It has been three years since the introduction of the Simpler Super rules. It amazes me to this day that the application of the non-concessional contribution (NCC) ‘bring forward’ rule continues to catch out individuals, accountants and financial advisers.
What is the ‘bring forward’ rule?
An individual has the ability to make a non-concessional contribution of up to $150,000 per annum. For any member under age 65 at 1 July in the year where the contribution is made, they have the ability to bring forward the next two (2) years of contributions, making the maximum allowable NCC limit of $450,000. Any amount above this is excessive and would incur an excess contributions tax applicable at 46.5%.
Any amount in excess of $150,000 in a particular year will trigger the bring forward rule and limit the amount of contributions over the next 3 financial years to $450,000.
Important Note – Any excessive concessional contribution (CC) in a financial year will not only incur excess contributions tax, but will also carry across to count against an individuals non-concessional contribution limit. Where the NCC cap is breached, the contribution could end up being ‘double taxed’ at the penalty rate (93%).
One of the regular traps individuals get caught with in the use of the bring forward rule is that the once a (or sum of) contribution(s) has been made in excess of $150,000, you have triggered the bring forward rule for the next three years. This is the case even where the member does not intend to use up to the $450,000 over the next three financial years.
Take an example of James who makes a $270,000 NCC contribution in the 2009/10 financial year. He does not intend to contribute any further in 2010/11, but may do so in 2011/12.
What is the maximum amount he could contribute?
The correct answer is $180,000.
Many people answer this question with $450,000. This is incorrect. Why? Simply because James in 2009/10 made a contribution of more than $150k triggering the bring forward provisions that allow him to make contributions up to $450,000 between 1/7/09 – 30/6/12 (3 x FYs) inclusive.
Leading up to age 65

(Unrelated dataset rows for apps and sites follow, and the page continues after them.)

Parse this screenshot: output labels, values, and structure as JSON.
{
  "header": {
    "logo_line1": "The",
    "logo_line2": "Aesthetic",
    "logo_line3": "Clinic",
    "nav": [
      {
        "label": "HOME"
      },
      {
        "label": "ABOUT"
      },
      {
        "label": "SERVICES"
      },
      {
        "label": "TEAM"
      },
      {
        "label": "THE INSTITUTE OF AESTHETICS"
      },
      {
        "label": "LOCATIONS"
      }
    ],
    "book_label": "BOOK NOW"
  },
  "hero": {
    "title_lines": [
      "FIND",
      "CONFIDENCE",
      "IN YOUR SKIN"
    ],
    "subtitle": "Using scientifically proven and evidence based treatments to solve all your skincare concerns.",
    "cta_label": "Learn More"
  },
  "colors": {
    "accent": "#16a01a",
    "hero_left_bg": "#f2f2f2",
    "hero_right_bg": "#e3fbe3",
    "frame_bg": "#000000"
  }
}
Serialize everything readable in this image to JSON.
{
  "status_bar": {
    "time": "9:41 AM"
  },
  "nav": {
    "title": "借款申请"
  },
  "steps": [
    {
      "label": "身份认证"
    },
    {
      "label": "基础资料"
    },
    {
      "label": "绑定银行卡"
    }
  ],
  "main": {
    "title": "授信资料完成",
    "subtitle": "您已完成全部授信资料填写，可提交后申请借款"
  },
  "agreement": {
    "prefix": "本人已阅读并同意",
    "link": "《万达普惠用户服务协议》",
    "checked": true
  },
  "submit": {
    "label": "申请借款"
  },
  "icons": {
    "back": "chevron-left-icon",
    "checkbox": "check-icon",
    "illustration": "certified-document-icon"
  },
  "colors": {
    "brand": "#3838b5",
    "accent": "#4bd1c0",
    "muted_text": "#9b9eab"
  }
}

It is important when considering making contributions (or re-contributions, click here to read my article on ‘TheSMSFReview’) that you work backwards from age 65 to consider the timing of any contributions. Why? because an individual who is less than 65 at 1 July in the year in which they make the contribution can trigger the bring forward rule without having to meet the ‘work test’ beyond age 65. This in essence allows for a member to contribute (or recontribute) an extra $300,000 that they would have otherwise been unable to do. Therefore, it is important to spend time planning the timing of contributions being made into the fund leading up to age 65.
NB. I regularly apply this strategy with clients who undertake a recontribution and create multi-pension strategies (to create 100% tax-free proportion income streams).
What if I can contribute beyond age 65?
You are limited to $150,000 per annum and can not use the bring forward rule. However, there is one exception!! To explain this, I will use the following example.
Helen is 64 at 1 July 2010 (turns 65 in Nov 2010). She makes a contribution of $160,000 into her SMSF in August 2010. The following financial year, she inherits $500,000. What is the maximum she can contribute?
The answer is $290,000, as Helen has previously triggered the bring forward rule prior to turning age 65.
There is a catch though in making the contribution. Helen would need to:
- meet a ‘work test’ to contribute; and
- make the $290,000 contribution in at least 2 x separate payments not exceeding the fund-capped contribution limit of $150,000 (per payment)
It is easy from some of the information above to see how people can get tripped up with these rules… it was meant to be Simpler Super wasn’t it????
It is therefore critically important for individuals (and their advisers) that they are acutely aware of their current contribution amounts and whether they have triggered the bring forward rule. Many of the current ATO excess contribution tax notices relate to this issue, and there is very little a member can do to seek the Commissioner’s discretion to waive this penalty tax.
As they say… timing is everything!!